*TO DO:* Give the data below again exactly as written, but without the pictures.

[Website and app data records]
_ _ _

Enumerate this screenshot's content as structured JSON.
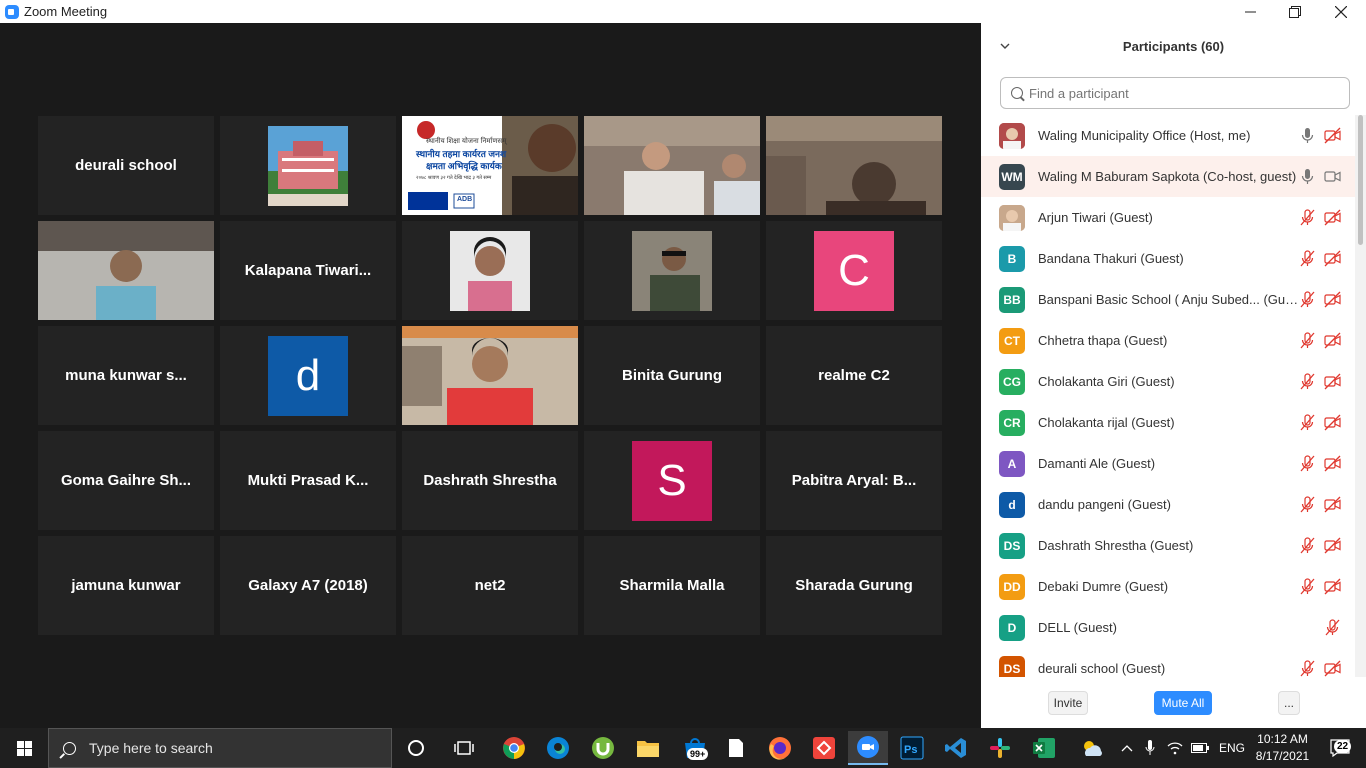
{
  "window": {
    "title": "Zoom Meeting",
    "minimize": "—",
    "restore": "❐",
    "close": "✕"
  },
  "video_tiles": [
    {
      "name": "deurali school",
      "kind": "name"
    },
    {
      "name": "",
      "kind": "photo-school"
    },
    {
      "name": "",
      "kind": "photo-banner",
      "active": true
    },
    {
      "name": "",
      "kind": "photo-room"
    },
    {
      "name": "",
      "kind": "photo-room2"
    },
    {
      "name": "",
      "kind": "photo-woman"
    },
    {
      "name": "Kalapana  Tiwari...",
      "kind": "name"
    },
    {
      "name": "",
      "kind": "photo-woman2"
    },
    {
      "name": "",
      "kind": "photo-man"
    },
    {
      "name": "C",
      "kind": "letter",
      "color": "#e8467c"
    },
    {
      "name": "muna kunwar s...",
      "kind": "name"
    },
    {
      "name": "d",
      "kind": "letter",
      "color": "#0e5aa7"
    },
    {
      "name": "",
      "kind": "photo-red"
    },
    {
      "name": "Binita Gurung",
      "kind": "name"
    },
    {
      "name": "realme C2",
      "kind": "name"
    },
    {
      "name": "Goma Gaihre Sh...",
      "kind": "name"
    },
    {
      "name": "Mukti  Prasad  K...",
      "kind": "name"
    },
    {
      "name": "Dashrath Shrestha",
      "kind": "name"
    },
    {
      "name": "S",
      "kind": "letter",
      "color": "#c2185b"
    },
    {
      "name": "Pabitra Aryal: B...",
      "kind": "name"
    },
    {
      "name": "jamuna kunwar",
      "kind": "name"
    },
    {
      "name": "Galaxy A7 (2018)",
      "kind": "name"
    },
    {
      "name": "net2",
      "kind": "name"
    },
    {
      "name": "Sharmila Malla",
      "kind": "name"
    },
    {
      "name": "Sharada Gurung",
      "kind": "name"
    }
  ],
  "banner": {
    "line1": "स्थानीय शिक्षा योजना निर्माणसम्",
    "line2": "स्थानीय तहमा कार्यरत जनश",
    "line3": "क्षमता अभिवृद्धि कार्यक",
    "sub": "२०७८ श्रावण ३२ गते देखि भाद्र ३ गते सम्म",
    "logo": "ADB"
  },
  "participants_panel": {
    "title": "Participants (60)",
    "search_placeholder": "Find a participant",
    "participants": [
      {
        "initials": "",
        "name": "Waling Municipality Office (Host, me)",
        "color": "#b24a4a",
        "mic": "on",
        "video": "off",
        "highlight": false
      },
      {
        "initials": "WM",
        "name": "Waling M Baburam Sapkota (Co-host, guest)",
        "color": "#37474f",
        "mic": "on",
        "video": "on",
        "highlight": true
      },
      {
        "initials": "",
        "name": "Arjun Tiwari (Guest)",
        "color": "#c8a88c",
        "mic": "off",
        "video": "off",
        "highlight": false
      },
      {
        "initials": "B",
        "name": "Bandana Thakuri (Guest)",
        "color": "#1b9aaa",
        "mic": "off",
        "video": "off",
        "highlight": false
      },
      {
        "initials": "BB",
        "name": "Banspani Basic School ( Anju Subed... (Guest)",
        "color": "#1b9a77",
        "mic": "off",
        "video": "off",
        "highlight": false
      },
      {
        "initials": "CT",
        "name": "Chhetra thapa (Guest)",
        "color": "#f39c12",
        "mic": "off",
        "video": "off",
        "highlight": false
      },
      {
        "initials": "CG",
        "name": "Cholakanta Giri (Guest)",
        "color": "#27ae60",
        "mic": "off",
        "video": "off",
        "highlight": false
      },
      {
        "initials": "CR",
        "name": "Cholakanta rijal (Guest)",
        "color": "#27ae60",
        "mic": "off",
        "video": "off",
        "highlight": false
      },
      {
        "initials": "A",
        "name": "Damanti Ale (Guest)",
        "color": "#7e57c2",
        "mic": "off",
        "video": "off",
        "highlight": false
      },
      {
        "initials": "d",
        "name": "dandu pangeni (Guest)",
        "color": "#0e5aa7",
        "mic": "off",
        "video": "off",
        "highlight": false
      },
      {
        "initials": "DS",
        "name": "Dashrath Shrestha (Guest)",
        "color": "#16a085",
        "mic": "off",
        "video": "off",
        "highlight": false
      },
      {
        "initials": "DD",
        "name": "Debaki Dumre (Guest)",
        "color": "#f39c12",
        "mic": "off",
        "video": "off",
        "highlight": false
      },
      {
        "initials": "D",
        "name": "DELL (Guest)",
        "color": "#16a085",
        "mic": "off",
        "video": "none",
        "highlight": false
      },
      {
        "initials": "DS",
        "name": "deurali school (Guest)",
        "color": "#d35400",
        "mic": "off",
        "video": "off",
        "highlight": false
      }
    ],
    "invite_label": "Invite",
    "mute_all_label": "Mute All",
    "more_label": "..."
  },
  "taskbar": {
    "search_placeholder": "Type here to search",
    "store_badge": "99+",
    "language": "ENG",
    "time": "10:12 AM",
    "date": "8/17/2021",
    "notification_count": "22"
  },
  "colors": {
    "zoom_blue": "#2d8cff",
    "mute_red": "#e0382f",
    "tile_bg": "#232323",
    "active_speaker": "#e6e62d"
  }
}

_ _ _

*ANSWER BOX:*
Enumerate this screenshot's content as structured JSON.
{
  "window": {
    "title": "Zoom Meeting",
    "minimize": "—",
    "restore": "❐",
    "close": "✕"
  },
  "video_tiles": [
    {
      "name": "deurali school",
      "kind": "name"
    },
    {
      "name": "",
      "kind": "photo-school"
    },
    {
      "name": "",
      "kind": "photo-banner",
      "active": true
    },
    {
      "name": "",
      "kind": "photo-room"
    },
    {
      "name": "",
      "kind": "photo-room2"
    },
    {
      "name": "",
      "kind": "photo-woman"
    },
    {
      "name": "Kalapana  Tiwari...",
      "kind": "name"
    },
    {
      "name": "",
      "kind": "photo-woman2"
    },
    {
      "name": "",
      "kind": "photo-man"
    },
    {
      "name": "C",
      "kind": "letter",
      "color": "#e8467c"
    },
    {
      "name": "muna kunwar s...",
      "kind": "name"
    },
    {
      "name": "d",
      "kind": "letter",
      "color": "#0e5aa7"
    },
    {
      "name": "",
      "kind": "photo-red"
    },
    {
      "name": "Binita Gurung",
      "kind": "name"
    },
    {
      "name": "realme C2",
      "kind": "name"
    },
    {
      "name": "Goma Gaihre Sh...",
      "kind": "name"
    },
    {
      "name": "Mukti  Prasad  K...",
      "kind": "name"
    },
    {
      "name": "Dashrath Shrestha",
      "kind": "name"
    },
    {
      "name": "S",
      "kind": "letter",
      "color": "#c2185b"
    },
    {
      "name": "Pabitra Aryal: B...",
      "kind": "name"
    },
    {
      "name": "jamuna kunwar",
      "kind": "name"
    },
    {
      "name": "Galaxy A7 (2018)",
      "kind": "name"
    },
    {
      "name": "net2",
      "kind": "name"
    },
    {
      "name": "Sharmila Malla",
      "kind": "name"
    },
    {
      "name": "Sharada Gurung",
      "kind": "name"
    }
  ],
  "banner": {
    "line1": "स्थानीय शिक्षा योजना निर्माणसम्",
    "line2": "स्थानीय तहमा कार्यरत जनश",
    "line3": "क्षमता अभिवृद्धि कार्यक",
    "sub": "२०७८ श्रावण ३२ गते देखि भाद्र ३ गते सम्म",
    "logo": "ADB"
  },
  "participants_panel": {
    "title": "Participants (60)",
    "search_placeholder": "Find a participant",
    "participants": [
      {
        "initials": "",
        "name": "Waling Municipality Office (Host, me)",
        "color": "#b24a4a",
        "mic": "on",
        "video": "off",
        "highlight": false
      },
      {
        "initials": "WM",
        "name": "Waling M Baburam Sapkota (Co-host, guest)",
        "color": "#37474f",
        "mic": "on",
        "video": "on",
        "highlight": true
      },
      {
        "initials": "",
        "name": "Arjun Tiwari (Guest)",
        "color": "#c8a88c",
        "mic": "off",
        "video": "off",
        "highlight": false
      },
      {
        "initials": "B",
        "name": "Bandana Thakuri (Guest)",
        "color": "#1b9aaa",
        "mic": "off",
        "video": "off",
        "highlight": false
      },
      {
        "initials": "BB",
        "name": "Banspani Basic School ( Anju Subed... (Guest)",
        "color": "#1b9a77",
        "mic": "off",
        "video": "off",
        "highlight": false
      },
      {
        "initials": "CT",
        "name": "Chhetra thapa (Guest)",
        "color": "#f39c12",
        "mic": "off",
        "video": "off",
        "highlight": false
      },
      {
        "initials": "CG",
        "name": "Cholakanta Giri (Guest)",
        "color": "#27ae60",
        "mic": "off",
        "video": "off",
        "highlight": false
      },
      {
        "initials": "CR",
        "name": "Cholakanta rijal (Guest)",
        "color": "#27ae60",
        "mic": "off",
        "video": "off",
        "highlight": false
      },
      {
        "initials": "A",
        "name": "Damanti Ale (Guest)",
        "color": "#7e57c2",
        "mic": "off",
        "video": "off",
        "highlight": false
      },
      {
        "initials": "d",
        "name": "dandu pangeni (Guest)",
        "color": "#0e5aa7",
        "mic": "off",
        "video": "off",
        "highlight": false
      },
      {
        "initials": "DS",
        "name": "Dashrath Shrestha (Guest)",
        "color": "#16a085",
        "mic": "off",
        "video": "off",
        "highlight": false
      },
      {
        "initials": "DD",
        "name": "Debaki Dumre (Guest)",
        "color": "#f39c12",
        "mic": "off",
        "video": "off",
        "highlight": false
      },
      {
        "initials": "D",
        "name": "DELL (Guest)",
        "color": "#16a085",
        "mic": "off",
        "video": "none",
        "highlight": false
      },
      {
        "initials": "DS",
        "name": "deurali school (Guest)",
        "color": "#d35400",
        "mic": "off",
        "video": "off",
        "highlight": false
      }
    ],
    "invite_label": "Invite",
    "mute_all_label": "Mute All",
    "more_label": "..."
  },
  "taskbar": {
    "search_placeholder": "Type here to search",
    "store_badge": "99+",
    "language": "ENG",
    "time": "10:12 AM",
    "date": "8/17/2021",
    "notification_count": "22"
  },
  "colors": {
    "zoom_blue": "#2d8cff",
    "mute_red": "#e0382f",
    "tile_bg": "#232323",
    "active_speaker": "#e6e62d"
  }
}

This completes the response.